“If I am going to give a client to someone, I think I should get a referral fee,” said Stuart Barker, a Realtor with the Sutton Group in Montreal. “If I’m going to help someone build their business, I think a referral fee is appropriate.”
For Barker, there is no set bps on his client referrals to brokers.
The comments come on the heels of a MortgageBrokerNews.ca article last week outlining growth in the number of Realtor referrals to brokers instead of to the banks as a way of protecting the viability of deals at a time when banks are facing tighter lending guidelines.
In the article, a broker also suggested that broker-paid referrals are also being offered to help encourage Realtors in that direction.
Some MortgageBrokeNews.ca readers objected to the practice of paying Realtors for sending clients through the doors, although both in and outside Quebec, those referrals – usually paid to the real estate brokerage – are increasingly commonplace.
“Of course referrals work well, agreed Jill Prevost, another Montreal Realtor. “That’s the only way you make the business grow.”
Lenders such as National Bank, which has come under fire from some brokers for offering as much as 50 bps to Realtors, argue Realtors remain a viable and very attractive means of bringing business through the door, while increasing the likelihood of client retention.

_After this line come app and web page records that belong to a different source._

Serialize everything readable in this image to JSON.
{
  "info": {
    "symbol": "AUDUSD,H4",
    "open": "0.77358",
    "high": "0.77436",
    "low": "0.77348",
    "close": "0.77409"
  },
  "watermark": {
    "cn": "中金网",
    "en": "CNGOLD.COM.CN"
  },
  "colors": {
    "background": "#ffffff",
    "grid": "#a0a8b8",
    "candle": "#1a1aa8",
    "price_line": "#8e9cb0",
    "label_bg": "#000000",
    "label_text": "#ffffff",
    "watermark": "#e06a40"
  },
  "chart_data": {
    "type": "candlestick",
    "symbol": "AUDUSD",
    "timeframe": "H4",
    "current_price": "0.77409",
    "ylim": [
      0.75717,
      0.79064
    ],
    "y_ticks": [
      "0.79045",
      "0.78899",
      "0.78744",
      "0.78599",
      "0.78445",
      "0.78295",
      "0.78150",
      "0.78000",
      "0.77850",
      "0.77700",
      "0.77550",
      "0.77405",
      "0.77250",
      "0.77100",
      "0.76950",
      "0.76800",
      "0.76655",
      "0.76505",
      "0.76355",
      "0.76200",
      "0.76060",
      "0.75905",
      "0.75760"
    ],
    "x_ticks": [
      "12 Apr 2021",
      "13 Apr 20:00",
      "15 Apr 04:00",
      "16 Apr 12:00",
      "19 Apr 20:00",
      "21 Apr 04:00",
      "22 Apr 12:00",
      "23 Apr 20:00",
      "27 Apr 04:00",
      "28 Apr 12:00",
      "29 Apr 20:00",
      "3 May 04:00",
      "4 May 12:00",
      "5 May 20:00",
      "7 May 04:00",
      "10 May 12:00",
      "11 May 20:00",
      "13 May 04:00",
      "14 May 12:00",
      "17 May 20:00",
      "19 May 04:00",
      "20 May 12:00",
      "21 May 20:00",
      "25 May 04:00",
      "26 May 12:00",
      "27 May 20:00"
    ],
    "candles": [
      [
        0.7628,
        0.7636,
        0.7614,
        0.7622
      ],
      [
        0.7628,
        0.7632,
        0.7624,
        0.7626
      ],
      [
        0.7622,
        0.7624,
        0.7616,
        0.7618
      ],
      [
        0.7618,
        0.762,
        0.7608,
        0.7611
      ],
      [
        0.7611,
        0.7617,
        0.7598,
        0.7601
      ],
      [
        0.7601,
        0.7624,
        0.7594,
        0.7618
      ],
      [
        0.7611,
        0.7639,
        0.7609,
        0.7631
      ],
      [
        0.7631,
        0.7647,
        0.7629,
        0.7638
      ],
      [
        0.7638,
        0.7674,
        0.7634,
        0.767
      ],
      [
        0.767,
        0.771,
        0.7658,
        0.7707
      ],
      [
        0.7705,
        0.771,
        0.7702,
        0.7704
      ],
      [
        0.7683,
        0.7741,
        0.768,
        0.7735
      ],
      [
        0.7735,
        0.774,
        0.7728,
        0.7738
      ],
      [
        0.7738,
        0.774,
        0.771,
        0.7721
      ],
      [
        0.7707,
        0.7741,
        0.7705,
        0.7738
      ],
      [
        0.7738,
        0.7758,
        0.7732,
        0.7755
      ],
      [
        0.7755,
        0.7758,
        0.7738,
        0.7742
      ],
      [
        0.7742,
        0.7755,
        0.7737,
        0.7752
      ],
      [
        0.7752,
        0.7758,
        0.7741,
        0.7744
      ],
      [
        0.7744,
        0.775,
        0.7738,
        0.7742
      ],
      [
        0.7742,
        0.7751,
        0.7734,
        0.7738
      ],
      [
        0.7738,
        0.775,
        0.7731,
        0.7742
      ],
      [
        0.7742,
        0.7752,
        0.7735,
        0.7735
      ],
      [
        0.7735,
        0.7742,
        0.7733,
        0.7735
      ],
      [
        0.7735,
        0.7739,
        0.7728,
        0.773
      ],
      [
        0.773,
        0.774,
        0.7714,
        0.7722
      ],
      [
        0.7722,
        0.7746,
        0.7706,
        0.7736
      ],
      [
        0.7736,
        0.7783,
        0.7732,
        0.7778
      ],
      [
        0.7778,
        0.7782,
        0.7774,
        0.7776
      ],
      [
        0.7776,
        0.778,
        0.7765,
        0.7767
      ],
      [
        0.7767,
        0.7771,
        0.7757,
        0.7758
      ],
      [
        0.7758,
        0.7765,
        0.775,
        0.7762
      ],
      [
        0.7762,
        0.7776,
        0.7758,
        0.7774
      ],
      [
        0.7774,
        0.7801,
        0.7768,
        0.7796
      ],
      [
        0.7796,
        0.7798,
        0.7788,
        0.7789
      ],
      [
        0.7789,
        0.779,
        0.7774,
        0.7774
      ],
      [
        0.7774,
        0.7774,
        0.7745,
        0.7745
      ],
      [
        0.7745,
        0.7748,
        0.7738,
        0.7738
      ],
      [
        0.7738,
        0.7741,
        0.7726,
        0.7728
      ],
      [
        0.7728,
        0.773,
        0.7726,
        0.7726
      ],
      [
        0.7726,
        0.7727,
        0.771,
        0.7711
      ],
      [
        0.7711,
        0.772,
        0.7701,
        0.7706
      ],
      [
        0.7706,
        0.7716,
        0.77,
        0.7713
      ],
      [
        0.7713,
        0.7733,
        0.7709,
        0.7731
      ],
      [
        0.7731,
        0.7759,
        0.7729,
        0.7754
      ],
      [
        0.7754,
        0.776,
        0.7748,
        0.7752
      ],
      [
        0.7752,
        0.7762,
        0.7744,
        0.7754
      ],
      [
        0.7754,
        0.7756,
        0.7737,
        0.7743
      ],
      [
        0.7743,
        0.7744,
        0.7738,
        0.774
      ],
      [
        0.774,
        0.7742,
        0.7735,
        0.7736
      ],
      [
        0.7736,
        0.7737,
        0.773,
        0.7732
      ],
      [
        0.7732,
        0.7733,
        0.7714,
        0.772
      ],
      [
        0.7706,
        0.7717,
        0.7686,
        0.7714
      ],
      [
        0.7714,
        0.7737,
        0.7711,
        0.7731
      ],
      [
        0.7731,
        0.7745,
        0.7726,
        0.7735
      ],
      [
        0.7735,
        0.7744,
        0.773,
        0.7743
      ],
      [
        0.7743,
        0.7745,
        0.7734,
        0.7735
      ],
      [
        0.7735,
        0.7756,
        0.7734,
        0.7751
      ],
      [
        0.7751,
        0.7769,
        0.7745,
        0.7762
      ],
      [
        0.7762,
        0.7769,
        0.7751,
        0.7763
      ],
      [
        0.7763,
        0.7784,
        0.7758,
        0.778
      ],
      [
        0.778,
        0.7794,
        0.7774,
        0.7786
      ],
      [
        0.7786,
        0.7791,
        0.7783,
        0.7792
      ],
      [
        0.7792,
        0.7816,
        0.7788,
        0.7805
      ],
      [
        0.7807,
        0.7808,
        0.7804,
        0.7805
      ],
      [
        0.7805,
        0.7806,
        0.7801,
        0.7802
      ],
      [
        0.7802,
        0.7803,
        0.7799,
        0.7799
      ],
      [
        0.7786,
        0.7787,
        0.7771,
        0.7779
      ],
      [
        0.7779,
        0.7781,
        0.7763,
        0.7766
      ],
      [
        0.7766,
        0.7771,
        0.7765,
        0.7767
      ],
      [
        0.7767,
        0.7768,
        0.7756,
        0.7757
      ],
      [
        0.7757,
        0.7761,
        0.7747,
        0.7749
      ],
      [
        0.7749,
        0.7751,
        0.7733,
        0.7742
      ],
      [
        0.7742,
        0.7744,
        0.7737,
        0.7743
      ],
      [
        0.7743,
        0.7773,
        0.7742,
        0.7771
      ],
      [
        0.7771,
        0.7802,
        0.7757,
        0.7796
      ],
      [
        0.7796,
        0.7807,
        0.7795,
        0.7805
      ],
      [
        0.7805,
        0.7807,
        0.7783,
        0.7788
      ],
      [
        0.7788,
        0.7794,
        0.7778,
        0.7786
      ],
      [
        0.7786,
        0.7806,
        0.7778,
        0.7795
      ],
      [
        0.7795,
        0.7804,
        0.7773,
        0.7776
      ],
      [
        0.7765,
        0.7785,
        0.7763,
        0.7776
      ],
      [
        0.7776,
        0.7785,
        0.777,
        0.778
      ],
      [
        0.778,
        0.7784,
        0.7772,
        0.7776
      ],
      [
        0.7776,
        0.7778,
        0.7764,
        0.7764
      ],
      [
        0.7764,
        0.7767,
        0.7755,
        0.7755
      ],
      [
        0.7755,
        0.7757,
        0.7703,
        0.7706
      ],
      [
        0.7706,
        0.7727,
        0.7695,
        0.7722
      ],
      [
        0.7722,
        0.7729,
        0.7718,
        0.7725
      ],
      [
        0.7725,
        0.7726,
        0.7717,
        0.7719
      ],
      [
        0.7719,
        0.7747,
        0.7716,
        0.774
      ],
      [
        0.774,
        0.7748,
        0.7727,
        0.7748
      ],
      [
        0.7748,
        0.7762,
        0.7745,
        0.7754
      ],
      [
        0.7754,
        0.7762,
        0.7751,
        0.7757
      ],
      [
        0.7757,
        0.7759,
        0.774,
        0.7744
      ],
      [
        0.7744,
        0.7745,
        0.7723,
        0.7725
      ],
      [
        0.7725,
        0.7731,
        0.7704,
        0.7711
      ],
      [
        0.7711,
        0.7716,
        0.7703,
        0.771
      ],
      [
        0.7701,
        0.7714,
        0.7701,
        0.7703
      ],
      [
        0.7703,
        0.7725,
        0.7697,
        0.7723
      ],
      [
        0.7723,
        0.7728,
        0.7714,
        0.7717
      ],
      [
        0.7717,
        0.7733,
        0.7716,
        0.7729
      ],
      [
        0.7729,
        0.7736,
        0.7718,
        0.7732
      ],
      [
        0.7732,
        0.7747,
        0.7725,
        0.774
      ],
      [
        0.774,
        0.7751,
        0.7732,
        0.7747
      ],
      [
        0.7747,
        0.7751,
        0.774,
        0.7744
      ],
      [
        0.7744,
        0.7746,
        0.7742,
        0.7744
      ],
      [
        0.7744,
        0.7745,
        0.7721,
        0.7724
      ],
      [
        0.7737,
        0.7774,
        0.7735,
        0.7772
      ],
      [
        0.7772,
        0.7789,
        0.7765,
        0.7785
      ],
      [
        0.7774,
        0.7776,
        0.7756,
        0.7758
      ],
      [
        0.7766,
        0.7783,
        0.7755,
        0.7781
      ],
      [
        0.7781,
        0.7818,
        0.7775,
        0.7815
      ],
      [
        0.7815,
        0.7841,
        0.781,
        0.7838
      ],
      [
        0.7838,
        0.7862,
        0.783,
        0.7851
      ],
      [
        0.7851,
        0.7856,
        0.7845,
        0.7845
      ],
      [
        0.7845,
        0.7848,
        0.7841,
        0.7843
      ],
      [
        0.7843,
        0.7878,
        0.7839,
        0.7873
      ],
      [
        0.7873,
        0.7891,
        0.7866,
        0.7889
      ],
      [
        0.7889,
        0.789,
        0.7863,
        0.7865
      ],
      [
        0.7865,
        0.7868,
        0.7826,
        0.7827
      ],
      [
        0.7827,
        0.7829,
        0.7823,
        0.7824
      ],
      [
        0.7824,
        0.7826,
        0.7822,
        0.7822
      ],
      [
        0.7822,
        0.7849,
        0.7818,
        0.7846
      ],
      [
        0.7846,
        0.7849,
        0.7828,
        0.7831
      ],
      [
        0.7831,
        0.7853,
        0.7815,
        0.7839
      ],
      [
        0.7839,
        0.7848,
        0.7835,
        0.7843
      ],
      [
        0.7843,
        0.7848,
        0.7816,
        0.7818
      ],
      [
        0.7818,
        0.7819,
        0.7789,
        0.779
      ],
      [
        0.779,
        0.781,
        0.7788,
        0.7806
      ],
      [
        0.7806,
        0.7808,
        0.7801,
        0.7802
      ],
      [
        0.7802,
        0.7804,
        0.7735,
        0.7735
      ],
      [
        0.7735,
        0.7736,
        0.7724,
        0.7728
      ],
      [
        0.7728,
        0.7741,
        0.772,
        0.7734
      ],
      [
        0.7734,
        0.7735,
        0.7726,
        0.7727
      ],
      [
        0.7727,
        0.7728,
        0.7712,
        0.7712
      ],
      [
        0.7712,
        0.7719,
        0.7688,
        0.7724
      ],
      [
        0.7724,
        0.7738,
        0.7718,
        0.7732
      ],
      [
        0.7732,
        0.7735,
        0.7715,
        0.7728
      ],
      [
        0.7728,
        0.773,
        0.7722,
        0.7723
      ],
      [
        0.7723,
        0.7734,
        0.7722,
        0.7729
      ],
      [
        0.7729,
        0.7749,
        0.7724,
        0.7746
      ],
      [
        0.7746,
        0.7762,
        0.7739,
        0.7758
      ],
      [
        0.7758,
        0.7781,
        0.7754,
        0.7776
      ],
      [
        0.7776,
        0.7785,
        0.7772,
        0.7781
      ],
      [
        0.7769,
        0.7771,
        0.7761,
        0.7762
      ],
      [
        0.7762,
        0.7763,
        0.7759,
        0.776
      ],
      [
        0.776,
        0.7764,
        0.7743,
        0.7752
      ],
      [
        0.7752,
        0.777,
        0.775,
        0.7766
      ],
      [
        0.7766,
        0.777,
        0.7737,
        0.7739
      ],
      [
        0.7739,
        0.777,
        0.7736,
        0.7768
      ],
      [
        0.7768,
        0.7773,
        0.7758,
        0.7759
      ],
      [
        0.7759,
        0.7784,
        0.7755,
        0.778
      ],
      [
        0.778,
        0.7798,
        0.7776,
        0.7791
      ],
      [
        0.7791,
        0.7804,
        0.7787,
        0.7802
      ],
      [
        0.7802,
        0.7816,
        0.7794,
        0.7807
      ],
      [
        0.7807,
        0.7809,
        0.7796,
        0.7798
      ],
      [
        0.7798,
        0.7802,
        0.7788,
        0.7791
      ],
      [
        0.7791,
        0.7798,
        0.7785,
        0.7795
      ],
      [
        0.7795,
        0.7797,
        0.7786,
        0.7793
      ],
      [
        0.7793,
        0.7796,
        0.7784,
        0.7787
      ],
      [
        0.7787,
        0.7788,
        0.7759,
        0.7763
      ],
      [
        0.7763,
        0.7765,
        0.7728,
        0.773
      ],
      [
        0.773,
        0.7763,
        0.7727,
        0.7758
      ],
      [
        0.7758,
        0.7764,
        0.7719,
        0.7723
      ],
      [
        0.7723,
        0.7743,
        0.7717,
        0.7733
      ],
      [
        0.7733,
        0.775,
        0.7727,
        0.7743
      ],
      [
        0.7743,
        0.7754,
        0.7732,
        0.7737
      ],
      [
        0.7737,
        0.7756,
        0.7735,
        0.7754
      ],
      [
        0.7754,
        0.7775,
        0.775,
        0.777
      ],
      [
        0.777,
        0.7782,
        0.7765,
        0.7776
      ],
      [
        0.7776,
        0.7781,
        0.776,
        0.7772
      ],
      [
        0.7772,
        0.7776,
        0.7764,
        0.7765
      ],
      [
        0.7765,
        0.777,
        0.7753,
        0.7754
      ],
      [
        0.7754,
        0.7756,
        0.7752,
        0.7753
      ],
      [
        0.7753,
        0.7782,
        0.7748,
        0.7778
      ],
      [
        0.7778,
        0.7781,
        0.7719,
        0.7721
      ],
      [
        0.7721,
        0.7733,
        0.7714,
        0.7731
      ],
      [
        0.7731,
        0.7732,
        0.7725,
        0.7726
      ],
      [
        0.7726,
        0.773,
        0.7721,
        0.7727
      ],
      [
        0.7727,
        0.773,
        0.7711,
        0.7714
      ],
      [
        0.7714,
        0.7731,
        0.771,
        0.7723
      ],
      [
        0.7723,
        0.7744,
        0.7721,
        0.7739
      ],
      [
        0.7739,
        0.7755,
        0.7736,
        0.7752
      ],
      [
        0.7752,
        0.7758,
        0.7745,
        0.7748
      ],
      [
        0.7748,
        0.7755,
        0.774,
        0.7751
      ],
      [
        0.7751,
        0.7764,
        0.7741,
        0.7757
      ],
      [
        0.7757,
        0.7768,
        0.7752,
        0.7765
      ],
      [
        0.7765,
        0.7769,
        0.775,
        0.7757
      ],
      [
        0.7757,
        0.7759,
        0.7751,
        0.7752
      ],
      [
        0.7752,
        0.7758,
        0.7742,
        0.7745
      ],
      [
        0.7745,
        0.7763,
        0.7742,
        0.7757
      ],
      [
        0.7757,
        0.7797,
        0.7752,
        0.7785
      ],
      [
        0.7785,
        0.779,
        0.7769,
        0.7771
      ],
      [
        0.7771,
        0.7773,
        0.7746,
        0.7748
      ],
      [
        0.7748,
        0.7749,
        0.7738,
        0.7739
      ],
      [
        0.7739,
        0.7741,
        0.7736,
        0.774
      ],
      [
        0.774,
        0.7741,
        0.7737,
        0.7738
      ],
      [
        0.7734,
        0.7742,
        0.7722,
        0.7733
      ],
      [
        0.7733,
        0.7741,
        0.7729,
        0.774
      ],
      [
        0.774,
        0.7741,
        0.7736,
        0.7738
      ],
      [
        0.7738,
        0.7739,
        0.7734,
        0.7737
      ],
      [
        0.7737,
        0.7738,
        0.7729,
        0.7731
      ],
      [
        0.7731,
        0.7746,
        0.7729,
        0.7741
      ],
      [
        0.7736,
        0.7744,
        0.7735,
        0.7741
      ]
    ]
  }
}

Sean Chouman, president of Landmark Financial Group, told MortgageBrokerNews.ca that a tough economic climate has Realtors leaning more to brokers who can work harder to get the deal done.
“As the deals get fewer, Realtors just aren’t willing to take the chance,” said Chouman, “especially if many brokers are willing to offer a small referral or to sometimes split the commission.”